It seemed a small-enough price to pay.
Eleven of the young men soon married, had children, joined organizations, gave parties that thrilled everyone, right down to the mice in the walls. Their thwarted stepmother, so raucously outnumbered, so unmotherly, retreated to a convent, which inspired the king to fabricate memories of abiding loyalty to his transfigured sons and helplessness before his harridan of a wife, a version the boys were more than willing to believe.
End of story. “Happily ever after” fell on everyone like a guillotine’s blade.
It was difficult for the twelfth brother, the swan-winged one. His father, his uncles and aunts, the various lords and ladies, were not pleased by the reminder of their brush with such sinister elements, or their unskeptical willingness to execute the princess as she worked to save her siblings.
The king’s court made jokes about the swan-winged prince, which his eleven flawlessly formed brothers took up readily, insisting they were meant only in fun. The young nieces and nephews, children of the eleven brothers, hid whenever the twelfth son entered a room, and giggled from behind the chaises and tapestries. His brothers’ wives asked repeatedly that he do his best to remain calm at dinner (he was prone to gesticulating with the wing while telling a joke, and had once flicked an entire haunch of venison against the opposite wall). The palace cats tended to snarl and slink away whenever he came near.

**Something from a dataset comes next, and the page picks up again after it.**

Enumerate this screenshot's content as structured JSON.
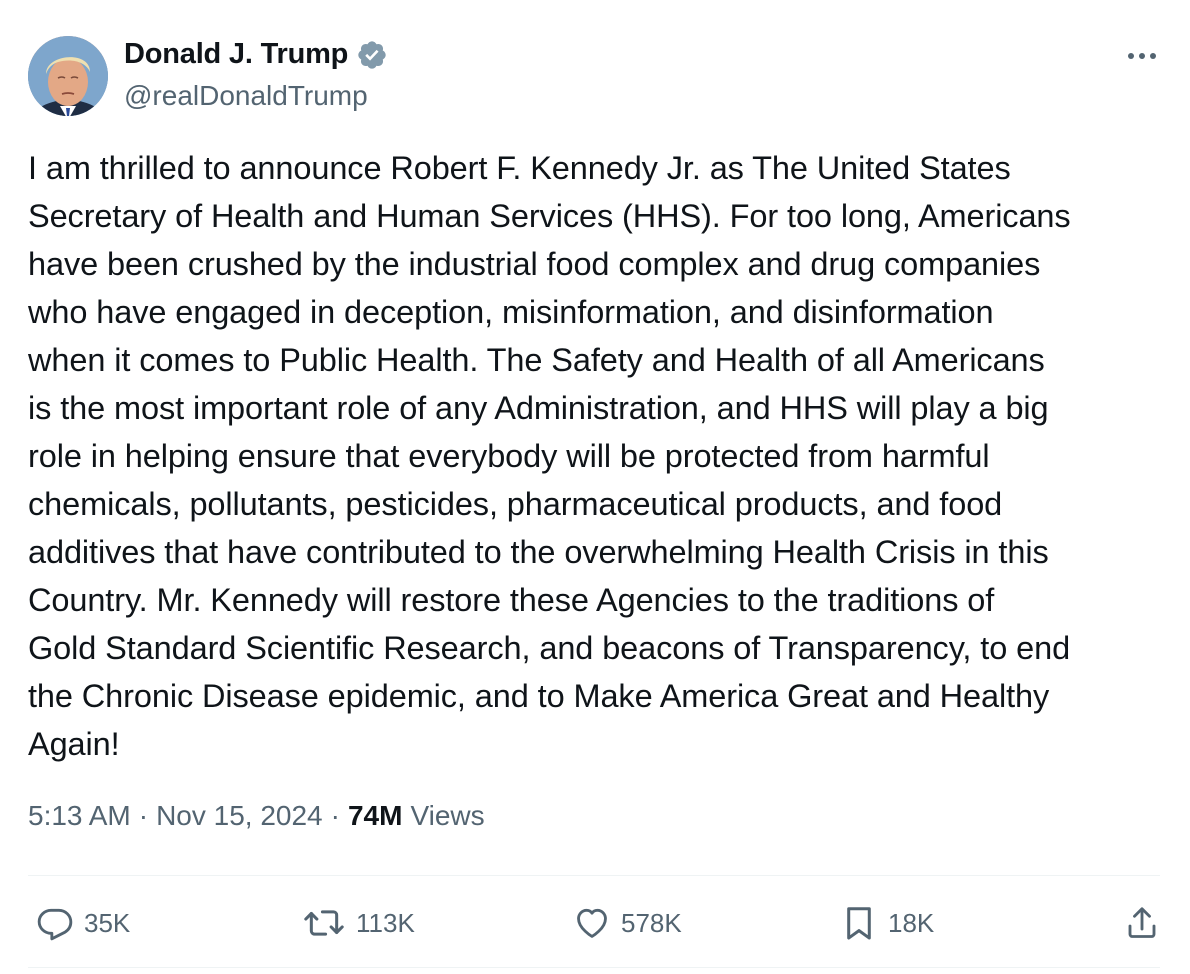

Finally he packed a few things and went out into the world. The world, however, proved no easier for him than the palace had been. He could get only the most menial of jobs. He had no marketable skills (princes don’t), and just one working hand. Every now and then a woman grew interested, but it always turned out that she was briefly drawn to some Leda fantasy or, worse, hoped her love could bring him back his arm. Nothing ever lasted. The wing was awkward on the subway, impossible in cabs. It had to be checked constantly for lice. And unless it was washed daily, feather by feather, it turned from the creamy white of a French tulip to a linty, dispiriting gray.
He lived with his wing as another man might live with a dog adopted from the pound: sweet-tempered, but neurotic and untrainable. He loved his wing, helplessly. He also found it exasperating, adorable, irritating, wearying, heartbreaking. It embarrassed him, not only because he didn’t manage to keep it cleaner, or because getting through doors and turnstiles never got less awkward, but because he failed to insist on it as an asset. Which wasn’t all that hard to imagine. He could see himself selling himself as a compelling mutation, a young god, proud to the point of sexy arrogance of his anatomical deviation: ninety percent thriving muscled man-flesh and ten percent glorious blindingly white angel wing.
Baby, these feathers are going to tickle you halfway to heaven, and this man-part is going to take you the rest of the way.
Where, he asked himself, was that version of him? What dearth of nerve rendered him, as year followed year, increasingly paunchy and slack-shouldered, a walking apology? Why was it beyond his capacities to get back into shape, to cop an attitude, to stroll insouciantly into clubs in a black lizardskin suit with one sleeve cut off?
Yeah, right, sweetheart, it’s a wing, I’m part angel, but trust me, the rest is pure devil.
He couldn’t seem to manage that. He might as well have tried to run a three-minute mile, or become a virtuoso on the violin.
Michael Cunningham, A Wild Swan: And Other Tales, 2015.